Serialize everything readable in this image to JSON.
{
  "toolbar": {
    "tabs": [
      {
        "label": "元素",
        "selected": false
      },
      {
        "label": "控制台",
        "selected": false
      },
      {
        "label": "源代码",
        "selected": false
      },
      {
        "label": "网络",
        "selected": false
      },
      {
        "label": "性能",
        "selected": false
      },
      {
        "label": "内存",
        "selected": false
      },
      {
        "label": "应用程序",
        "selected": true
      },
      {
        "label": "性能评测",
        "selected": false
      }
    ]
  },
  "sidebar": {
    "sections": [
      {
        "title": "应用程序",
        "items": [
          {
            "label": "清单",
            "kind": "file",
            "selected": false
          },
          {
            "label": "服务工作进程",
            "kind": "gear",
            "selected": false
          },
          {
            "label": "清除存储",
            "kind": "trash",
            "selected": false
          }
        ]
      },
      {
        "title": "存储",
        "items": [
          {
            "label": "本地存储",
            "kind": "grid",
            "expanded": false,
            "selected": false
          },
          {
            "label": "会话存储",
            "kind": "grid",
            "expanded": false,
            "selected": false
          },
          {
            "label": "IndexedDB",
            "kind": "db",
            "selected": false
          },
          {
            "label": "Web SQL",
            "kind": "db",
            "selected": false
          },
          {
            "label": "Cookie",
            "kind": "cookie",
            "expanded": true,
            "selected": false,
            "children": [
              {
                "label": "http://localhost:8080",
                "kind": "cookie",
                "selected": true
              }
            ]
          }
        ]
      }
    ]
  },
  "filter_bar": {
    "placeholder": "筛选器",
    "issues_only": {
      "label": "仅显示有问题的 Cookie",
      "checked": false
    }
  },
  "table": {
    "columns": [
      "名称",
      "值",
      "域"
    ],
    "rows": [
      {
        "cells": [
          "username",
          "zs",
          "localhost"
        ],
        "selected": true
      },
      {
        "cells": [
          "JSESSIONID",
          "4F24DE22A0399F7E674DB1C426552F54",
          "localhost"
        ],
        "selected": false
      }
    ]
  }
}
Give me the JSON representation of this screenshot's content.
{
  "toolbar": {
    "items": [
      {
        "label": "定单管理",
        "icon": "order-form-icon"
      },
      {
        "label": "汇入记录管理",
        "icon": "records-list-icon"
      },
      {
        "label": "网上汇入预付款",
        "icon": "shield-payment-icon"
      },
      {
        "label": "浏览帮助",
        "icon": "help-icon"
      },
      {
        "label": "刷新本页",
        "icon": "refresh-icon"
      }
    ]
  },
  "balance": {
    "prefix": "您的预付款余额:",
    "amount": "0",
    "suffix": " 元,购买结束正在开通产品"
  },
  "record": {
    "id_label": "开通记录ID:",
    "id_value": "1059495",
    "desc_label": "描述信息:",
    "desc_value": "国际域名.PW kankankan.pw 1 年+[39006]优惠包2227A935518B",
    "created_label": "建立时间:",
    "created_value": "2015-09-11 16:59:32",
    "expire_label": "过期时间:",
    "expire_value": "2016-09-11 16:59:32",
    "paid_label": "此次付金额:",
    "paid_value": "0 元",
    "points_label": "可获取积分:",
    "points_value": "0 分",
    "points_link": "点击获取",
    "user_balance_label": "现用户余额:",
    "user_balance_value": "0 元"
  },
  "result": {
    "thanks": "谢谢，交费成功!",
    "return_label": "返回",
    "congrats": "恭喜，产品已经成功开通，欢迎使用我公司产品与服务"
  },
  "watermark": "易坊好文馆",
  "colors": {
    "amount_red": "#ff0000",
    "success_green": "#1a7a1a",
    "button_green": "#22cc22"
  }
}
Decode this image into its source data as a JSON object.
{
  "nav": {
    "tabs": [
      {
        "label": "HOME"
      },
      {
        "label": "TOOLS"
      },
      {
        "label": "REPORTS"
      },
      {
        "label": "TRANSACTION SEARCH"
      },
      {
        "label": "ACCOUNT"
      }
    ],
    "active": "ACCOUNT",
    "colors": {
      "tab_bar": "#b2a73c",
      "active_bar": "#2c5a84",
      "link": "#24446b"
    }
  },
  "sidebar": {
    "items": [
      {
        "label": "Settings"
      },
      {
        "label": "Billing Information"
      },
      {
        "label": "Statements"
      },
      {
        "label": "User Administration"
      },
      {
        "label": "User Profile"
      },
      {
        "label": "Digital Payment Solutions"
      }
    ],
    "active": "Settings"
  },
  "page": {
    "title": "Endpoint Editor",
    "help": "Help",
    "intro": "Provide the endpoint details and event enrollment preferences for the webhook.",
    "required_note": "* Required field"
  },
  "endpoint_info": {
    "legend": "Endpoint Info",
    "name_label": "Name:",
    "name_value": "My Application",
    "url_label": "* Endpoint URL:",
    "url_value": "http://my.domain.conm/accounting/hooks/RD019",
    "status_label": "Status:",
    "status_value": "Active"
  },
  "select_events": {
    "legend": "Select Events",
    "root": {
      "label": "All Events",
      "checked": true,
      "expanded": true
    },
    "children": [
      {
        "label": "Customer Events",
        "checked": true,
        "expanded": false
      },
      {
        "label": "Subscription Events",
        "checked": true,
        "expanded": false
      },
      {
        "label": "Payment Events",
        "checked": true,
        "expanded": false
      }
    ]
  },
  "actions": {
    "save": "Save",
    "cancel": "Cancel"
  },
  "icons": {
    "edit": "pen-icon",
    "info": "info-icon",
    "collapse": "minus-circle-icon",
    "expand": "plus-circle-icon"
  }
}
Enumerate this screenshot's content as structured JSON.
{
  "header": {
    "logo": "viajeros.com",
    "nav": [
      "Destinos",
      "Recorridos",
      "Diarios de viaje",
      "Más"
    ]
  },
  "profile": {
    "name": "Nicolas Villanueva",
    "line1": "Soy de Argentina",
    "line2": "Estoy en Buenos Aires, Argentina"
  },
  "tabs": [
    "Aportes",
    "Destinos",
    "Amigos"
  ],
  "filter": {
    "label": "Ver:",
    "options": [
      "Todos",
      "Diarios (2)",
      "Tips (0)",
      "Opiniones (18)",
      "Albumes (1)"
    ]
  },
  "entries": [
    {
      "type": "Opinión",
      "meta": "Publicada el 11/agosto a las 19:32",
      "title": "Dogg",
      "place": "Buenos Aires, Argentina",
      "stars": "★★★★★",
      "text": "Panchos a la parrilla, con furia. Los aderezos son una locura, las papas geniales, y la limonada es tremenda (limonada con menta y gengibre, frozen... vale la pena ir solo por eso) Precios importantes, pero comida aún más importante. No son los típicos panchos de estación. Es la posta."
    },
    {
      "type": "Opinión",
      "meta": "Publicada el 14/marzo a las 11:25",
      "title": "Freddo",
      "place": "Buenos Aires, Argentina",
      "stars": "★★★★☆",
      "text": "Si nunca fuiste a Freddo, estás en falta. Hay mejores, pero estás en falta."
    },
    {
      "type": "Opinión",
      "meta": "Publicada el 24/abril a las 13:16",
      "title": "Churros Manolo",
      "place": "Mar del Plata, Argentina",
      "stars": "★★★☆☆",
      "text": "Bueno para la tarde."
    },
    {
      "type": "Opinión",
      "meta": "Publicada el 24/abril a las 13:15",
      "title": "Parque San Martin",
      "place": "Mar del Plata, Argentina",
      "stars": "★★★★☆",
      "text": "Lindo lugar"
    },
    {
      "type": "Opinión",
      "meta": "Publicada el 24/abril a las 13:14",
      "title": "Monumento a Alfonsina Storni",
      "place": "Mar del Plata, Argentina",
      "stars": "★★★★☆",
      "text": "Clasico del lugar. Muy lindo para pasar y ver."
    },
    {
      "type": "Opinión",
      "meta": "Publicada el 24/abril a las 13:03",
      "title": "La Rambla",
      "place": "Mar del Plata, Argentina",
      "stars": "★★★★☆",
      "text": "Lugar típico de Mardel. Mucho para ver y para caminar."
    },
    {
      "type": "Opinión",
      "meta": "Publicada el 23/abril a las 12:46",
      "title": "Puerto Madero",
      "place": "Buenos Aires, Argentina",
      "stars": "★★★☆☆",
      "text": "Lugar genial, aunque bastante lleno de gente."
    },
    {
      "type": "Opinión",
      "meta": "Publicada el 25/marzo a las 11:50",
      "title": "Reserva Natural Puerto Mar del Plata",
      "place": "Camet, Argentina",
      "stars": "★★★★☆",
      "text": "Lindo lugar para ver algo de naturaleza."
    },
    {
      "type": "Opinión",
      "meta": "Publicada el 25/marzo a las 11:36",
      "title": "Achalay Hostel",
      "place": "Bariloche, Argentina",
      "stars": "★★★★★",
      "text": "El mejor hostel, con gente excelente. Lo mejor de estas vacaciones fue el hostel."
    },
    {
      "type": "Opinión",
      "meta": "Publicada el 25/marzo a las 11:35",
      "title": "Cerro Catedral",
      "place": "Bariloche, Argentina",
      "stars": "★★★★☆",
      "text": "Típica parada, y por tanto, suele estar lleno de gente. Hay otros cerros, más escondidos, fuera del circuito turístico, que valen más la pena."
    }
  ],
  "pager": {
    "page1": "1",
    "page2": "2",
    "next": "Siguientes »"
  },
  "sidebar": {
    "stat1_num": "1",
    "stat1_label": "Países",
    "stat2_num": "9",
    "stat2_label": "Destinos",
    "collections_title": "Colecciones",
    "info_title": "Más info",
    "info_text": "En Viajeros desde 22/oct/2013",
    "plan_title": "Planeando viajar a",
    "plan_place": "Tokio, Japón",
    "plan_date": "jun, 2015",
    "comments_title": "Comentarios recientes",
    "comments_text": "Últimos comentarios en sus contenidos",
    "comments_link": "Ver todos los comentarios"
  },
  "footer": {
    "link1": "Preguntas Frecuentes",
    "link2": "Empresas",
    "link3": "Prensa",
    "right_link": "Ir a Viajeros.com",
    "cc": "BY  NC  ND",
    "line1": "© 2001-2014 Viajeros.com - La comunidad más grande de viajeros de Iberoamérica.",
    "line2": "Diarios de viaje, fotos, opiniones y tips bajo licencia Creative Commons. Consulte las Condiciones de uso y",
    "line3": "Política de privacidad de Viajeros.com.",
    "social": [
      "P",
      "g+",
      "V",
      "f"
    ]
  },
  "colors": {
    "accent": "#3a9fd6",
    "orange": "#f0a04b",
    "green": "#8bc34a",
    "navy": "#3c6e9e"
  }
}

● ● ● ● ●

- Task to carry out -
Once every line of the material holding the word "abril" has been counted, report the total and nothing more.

- Problem solution -
5